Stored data
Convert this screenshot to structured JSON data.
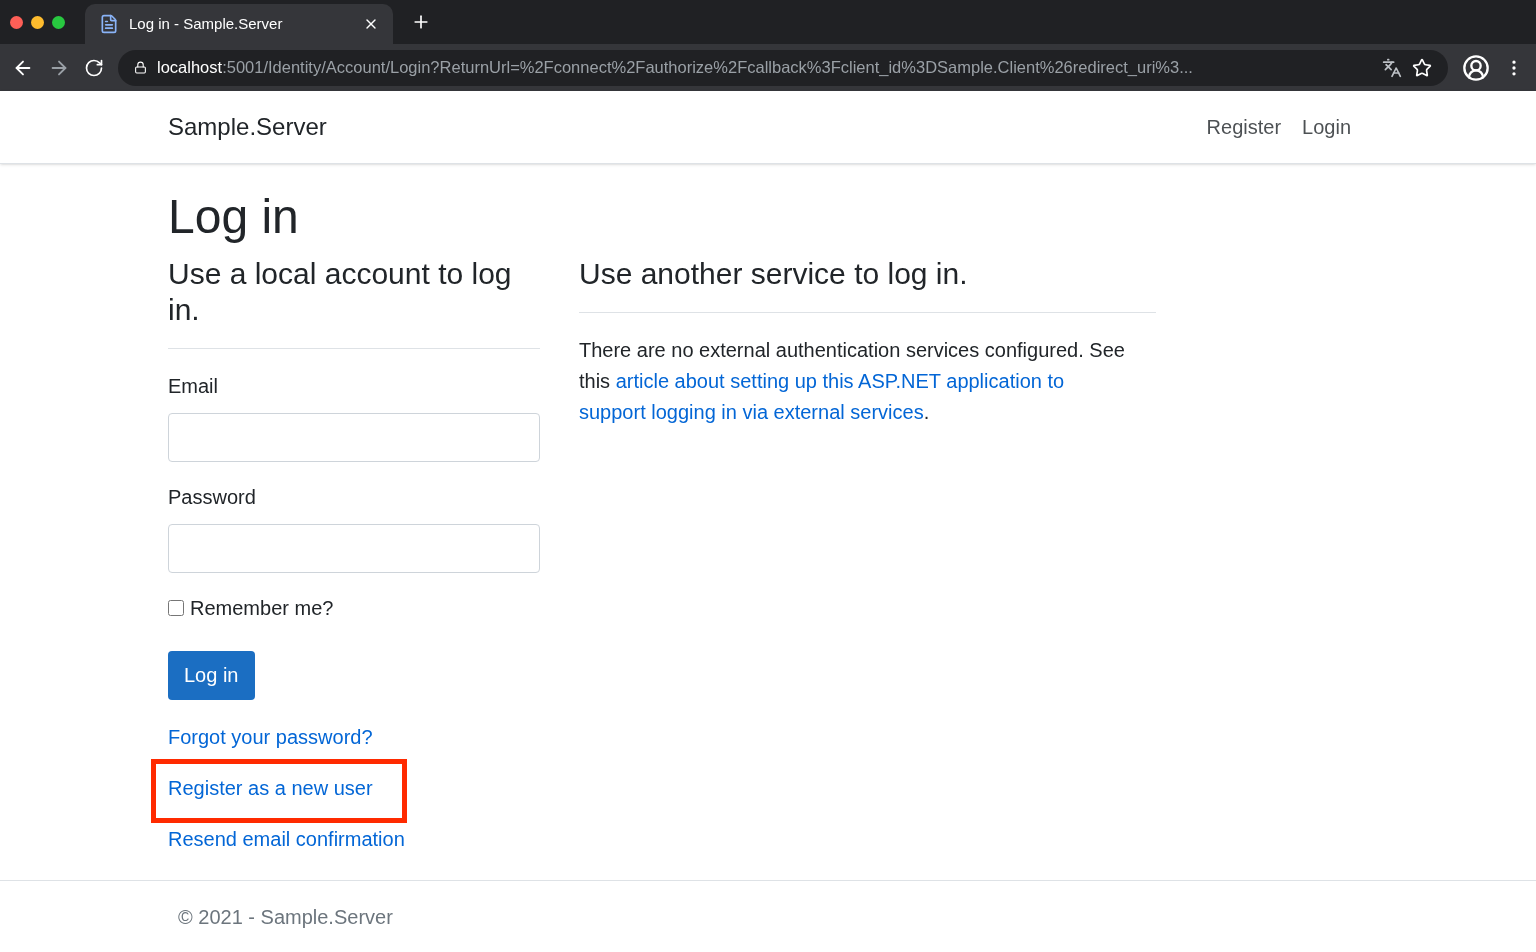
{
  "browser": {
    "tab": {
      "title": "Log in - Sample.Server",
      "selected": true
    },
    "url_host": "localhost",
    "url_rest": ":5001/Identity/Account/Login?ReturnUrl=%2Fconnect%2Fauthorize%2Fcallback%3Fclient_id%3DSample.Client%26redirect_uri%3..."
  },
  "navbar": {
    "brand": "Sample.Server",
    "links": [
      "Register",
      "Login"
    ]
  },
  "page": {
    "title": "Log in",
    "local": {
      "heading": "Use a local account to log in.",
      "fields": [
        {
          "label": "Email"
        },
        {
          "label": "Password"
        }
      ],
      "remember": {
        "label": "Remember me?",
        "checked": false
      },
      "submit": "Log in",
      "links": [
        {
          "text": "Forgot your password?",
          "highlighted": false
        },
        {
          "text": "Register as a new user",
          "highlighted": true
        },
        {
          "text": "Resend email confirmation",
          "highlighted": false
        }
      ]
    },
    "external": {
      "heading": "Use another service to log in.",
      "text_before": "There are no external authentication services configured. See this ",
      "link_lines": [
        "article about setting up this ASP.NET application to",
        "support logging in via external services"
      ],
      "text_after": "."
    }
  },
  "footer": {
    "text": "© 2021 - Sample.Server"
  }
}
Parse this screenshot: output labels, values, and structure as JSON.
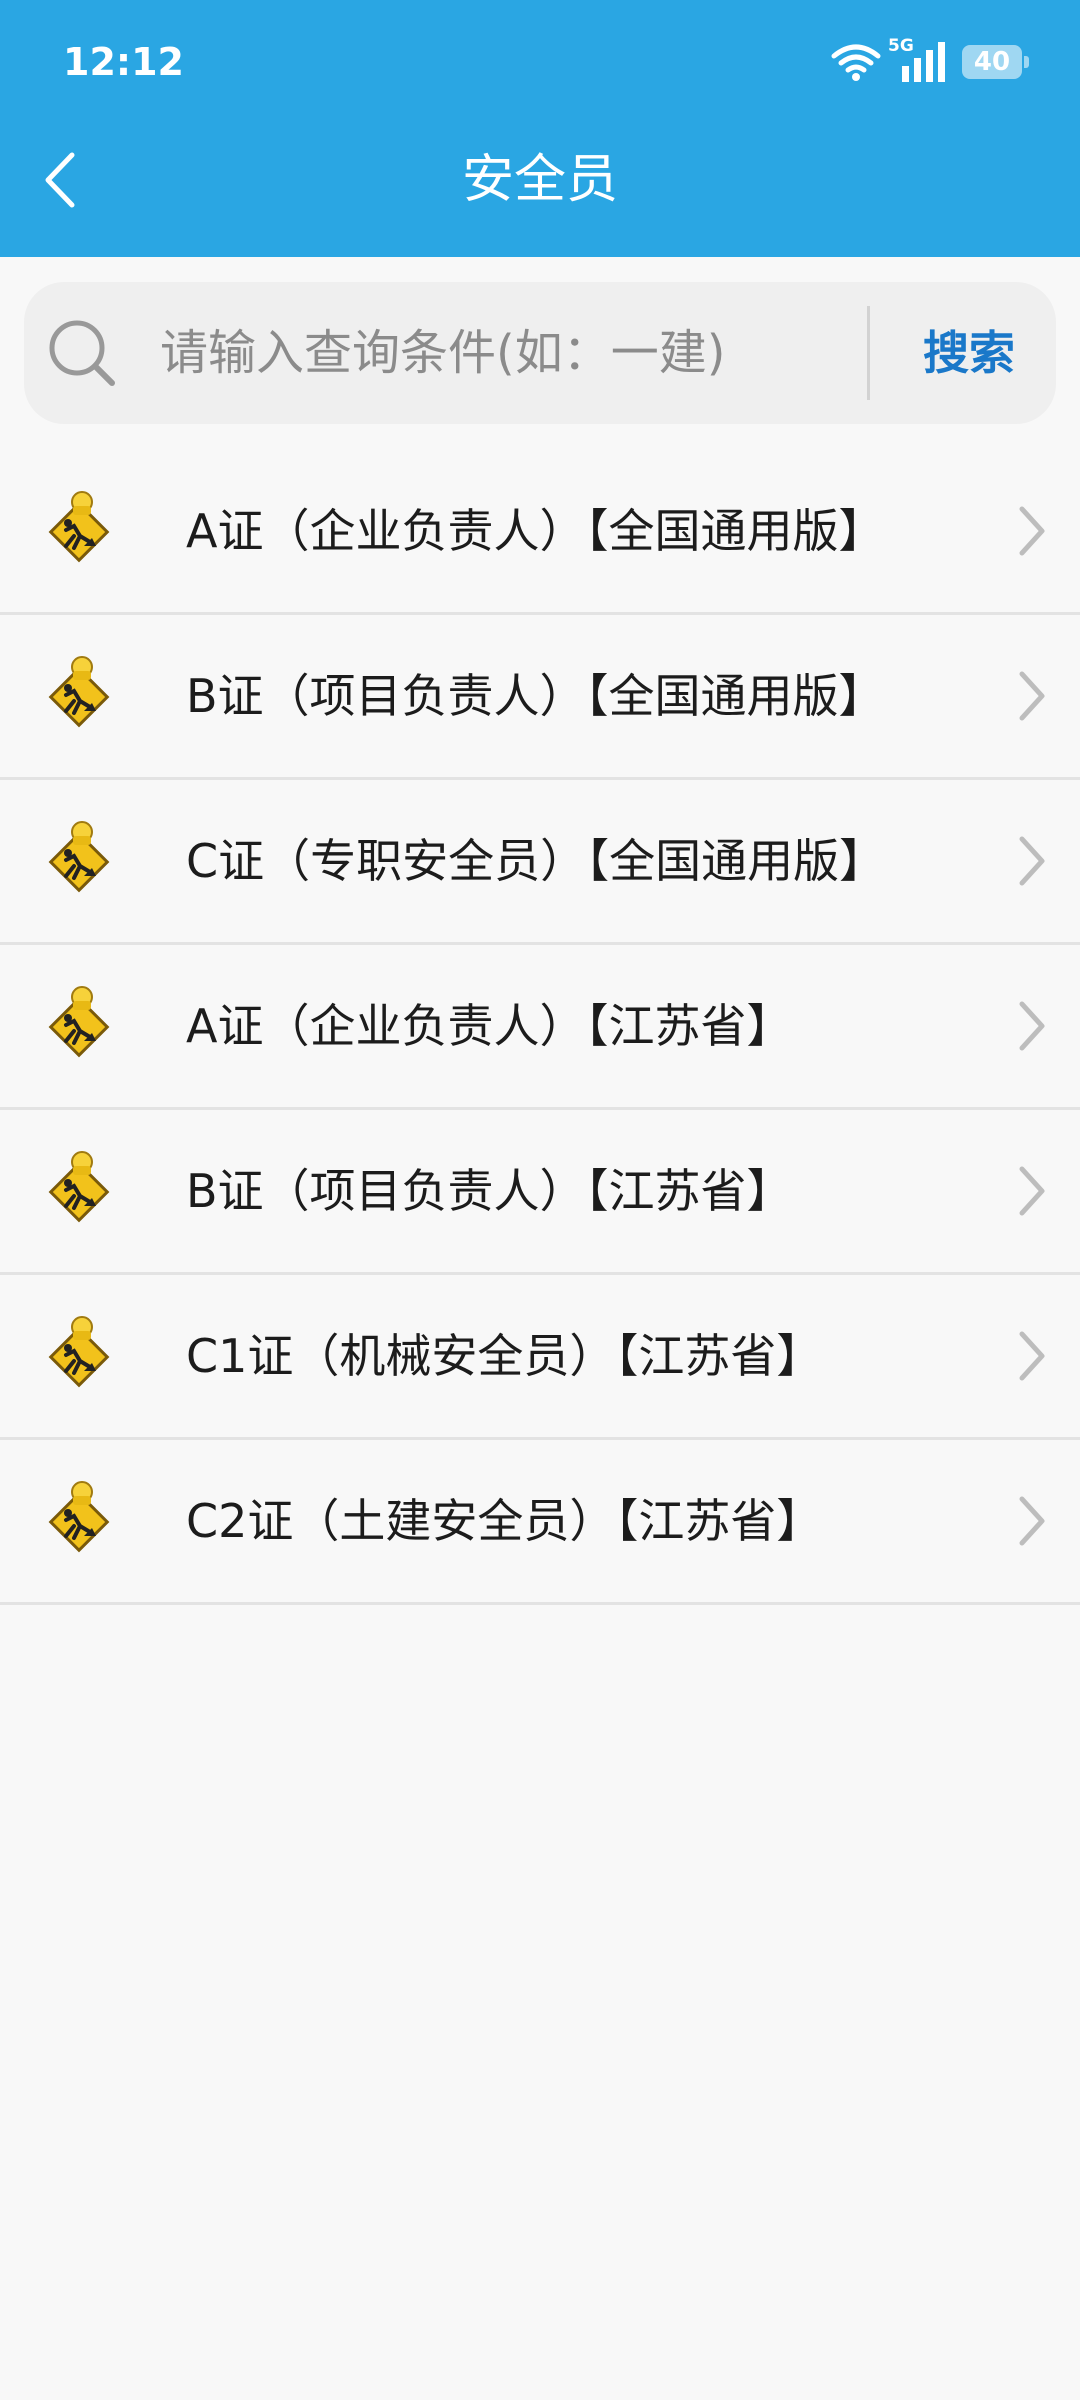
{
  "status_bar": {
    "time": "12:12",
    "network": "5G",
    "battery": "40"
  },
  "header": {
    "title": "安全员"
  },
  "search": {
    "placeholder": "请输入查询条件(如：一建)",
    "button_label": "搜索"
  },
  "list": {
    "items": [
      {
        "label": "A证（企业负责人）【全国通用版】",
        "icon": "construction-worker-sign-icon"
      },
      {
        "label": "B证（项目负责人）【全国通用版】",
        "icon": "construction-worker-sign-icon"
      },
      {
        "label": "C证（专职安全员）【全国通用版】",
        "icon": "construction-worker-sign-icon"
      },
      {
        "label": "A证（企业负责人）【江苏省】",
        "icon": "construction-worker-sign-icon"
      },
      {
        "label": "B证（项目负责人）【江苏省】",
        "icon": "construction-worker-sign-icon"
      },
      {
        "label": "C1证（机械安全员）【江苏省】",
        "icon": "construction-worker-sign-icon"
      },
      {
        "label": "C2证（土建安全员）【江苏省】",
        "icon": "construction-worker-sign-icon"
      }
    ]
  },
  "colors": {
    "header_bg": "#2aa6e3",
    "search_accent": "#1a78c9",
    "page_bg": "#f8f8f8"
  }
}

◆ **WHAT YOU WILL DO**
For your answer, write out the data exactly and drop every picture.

◆ **SOLUTION**
Convert this screenshot to structured JSON data.
{
  "browser": {
    "tab": {
      "title": "Log in - Sample.Server",
      "selected": true
    },
    "url_host": "localhost",
    "url_rest": ":5001/Identity/Account/Login?ReturnUrl=%2Fconnect%2Fauthorize%2Fcallback%3Fclient_id%3DSample.Client%26redirect_uri%3..."
  },
  "navbar": {
    "brand": "Sample.Server",
    "links": [
      "Register",
      "Login"
    ]
  },
  "page": {
    "title": "Log in",
    "local": {
      "heading": "Use a local account to log in.",
      "fields": [
        {
          "label": "Email"
        },
        {
          "label": "Password"
        }
      ],
      "remember": {
        "label": "Remember me?",
        "checked": false
      },
      "submit": "Log in",
      "links": [
        {
          "text": "Forgot your password?",
          "highlighted": false
        },
        {
          "text": "Register as a new user",
          "highlighted": true
        },
        {
          "text": "Resend email confirmation",
          "highlighted": false
        }
      ]
    },
    "external": {
      "heading": "Use another service to log in.",
      "text_before": "There are no external authentication services configured. See this ",
      "link_lines": [
        "article about setting up this ASP.NET application to",
        "support logging in via external services"
      ],
      "text_after": "."
    }
  },
  "footer": {
    "text": "© 2021 - Sample.Server"
  }
}
Parse this screenshot: output labels, values, and structure as JSON.
{
  "status_bar": {
    "time": "12:12",
    "network": "5G",
    "battery": "40"
  },
  "header": {
    "title": "安全员"
  },
  "search": {
    "placeholder": "请输入查询条件(如：一建)",
    "button_label": "搜索"
  },
  "list": {
    "items": [
      {
        "label": "A证（企业负责人）【全国通用版】",
        "icon": "construction-worker-sign-icon"
      },
      {
        "label": "B证（项目负责人）【全国通用版】",
        "icon": "construction-worker-sign-icon"
      },
      {
        "label": "C证（专职安全员）【全国通用版】",
        "icon": "construction-worker-sign-icon"
      },
      {
        "label": "A证（企业负责人）【江苏省】",
        "icon": "construction-worker-sign-icon"
      },
      {
        "label": "B证（项目负责人）【江苏省】",
        "icon": "construction-worker-sign-icon"
      },
      {
        "label": "C1证（机械安全员）【江苏省】",
        "icon": "construction-worker-sign-icon"
      },
      {
        "label": "C2证（土建安全员）【江苏省】",
        "icon": "construction-worker-sign-icon"
      }
    ]
  },
  "colors": {
    "header_bg": "#2aa6e3",
    "search_accent": "#1a78c9",
    "page_bg": "#f8f8f8"
  }
}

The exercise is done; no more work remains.